DUBLIN, Va. – Hundreds of veterans gathered in Dublin on Memorial Day to honor all service members lost in the line of duty.
“Places like this all over our country and around the world are citizens paused to reflect, remember, and to give thanks to those who when their country called answered, ‘send me,” said Major General Randall Fullhart. He was the speaker during the event.
The pledge of allegiance, a gun salute, roll call of veterans, and service songs began the ceremony.
“It means a lot to me because I was one of the fortunate ones to come back and I’d like to honor the ones unable to get back,” stated Korean War veteran Charles A. Johnson.

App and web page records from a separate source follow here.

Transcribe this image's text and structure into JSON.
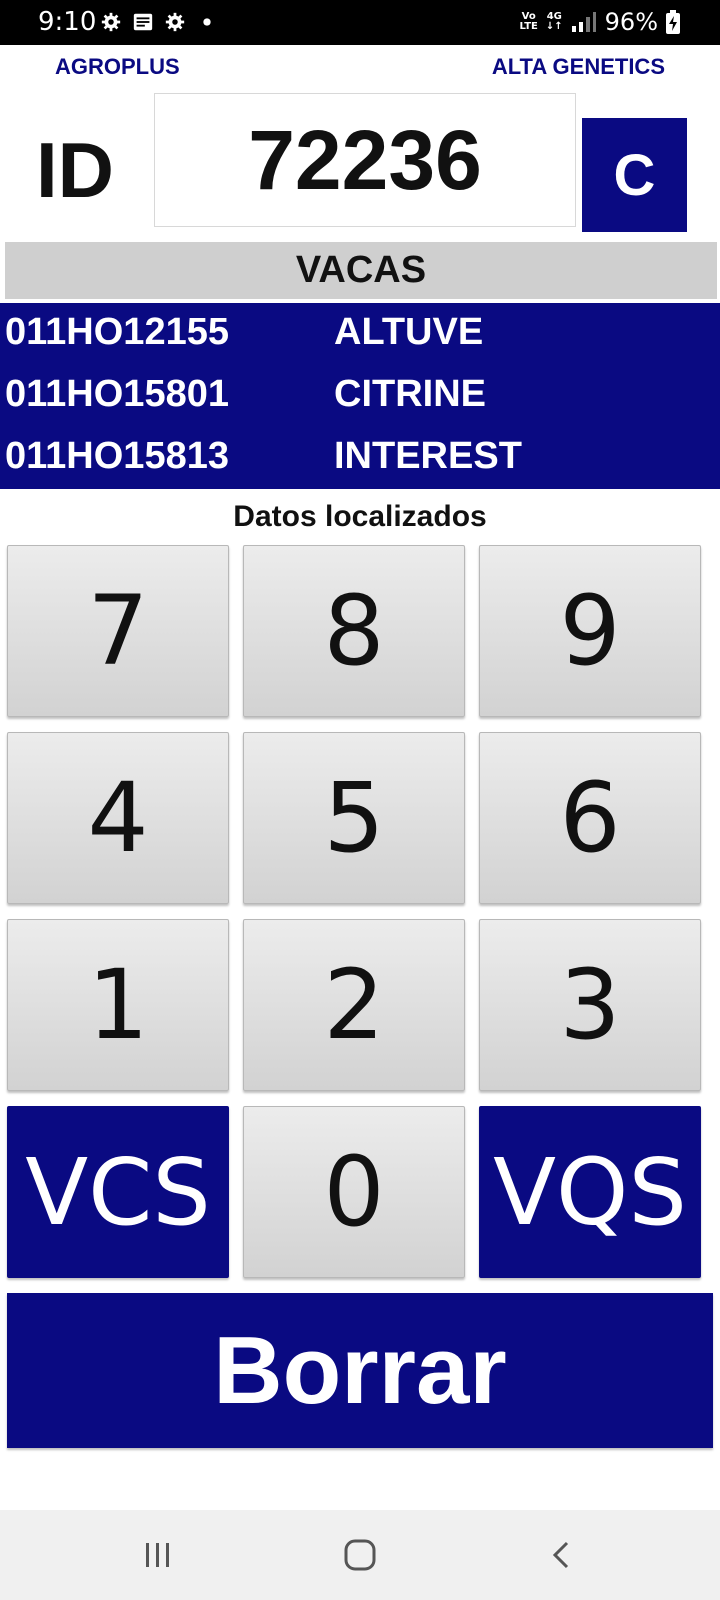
{
  "status_bar": {
    "time": "9:10",
    "network_top": "Vo",
    "network_bottom": "LTE",
    "network_type": "4G",
    "battery": "96%",
    "icons": [
      "gear-icon",
      "message-icon",
      "gear-icon",
      "dot-icon",
      "signal-icon",
      "battery-charging-icon"
    ]
  },
  "header": {
    "left_brand": "AGROPLUS",
    "right_brand": "ALTA GENETICS"
  },
  "id_entry": {
    "label": "ID",
    "value": "72236",
    "clear_label": "C"
  },
  "section_title": "VACAS",
  "results": [
    {
      "code": "011HO12155",
      "name": "ALTUVE"
    },
    {
      "code": "011HO15801",
      "name": "CITRINE"
    },
    {
      "code": "011HO15813",
      "name": "INTEREST"
    }
  ],
  "status_message": "Datos localizados",
  "keypad": {
    "k7": "7",
    "k8": "8",
    "k9": "9",
    "k4": "4",
    "k5": "5",
    "k6": "6",
    "k1": "1",
    "k2": "2",
    "k3": "3",
    "left_action": "VCS",
    "k0": "0",
    "right_action": "VQS"
  },
  "delete_label": "Borrar",
  "nav": {
    "icons": [
      "recent-apps-icon",
      "home-icon",
      "back-icon"
    ]
  },
  "colors": {
    "brand_blue": "#0a0a82",
    "key_gray": "#dcdcdc",
    "bar_gray": "#cfcfcf"
  }
}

Johnson was one of a few Korean War veterans at the annual Southwest Virginia Veterans Cemetery Memorial Day ceremony. He was drafted into service just like James Toliver.
“I got this letter in the mail that said ‘Greetings, your neighbors and friends have chosen you to serve in the United States military,’” said Toliver, a Vietnam War veteran. “I ran out the back door hollering, ‘Who? Who chose me?’”
The country chose him, and he answered the call.
Wreaths were placed to show respect to those men and women who never returned home, paying the ultimate sacrifice for our freedom.
Some form of Memorial Day recognition has been around since the 1860s, when it was known as ‘Decoration Day.’
“Fast forward to after World War I, it became an occasion for honoring those who died in all America’s wars,” explained Fullhart. He went on to add it’s that gratitude that such people served when our country needed them most.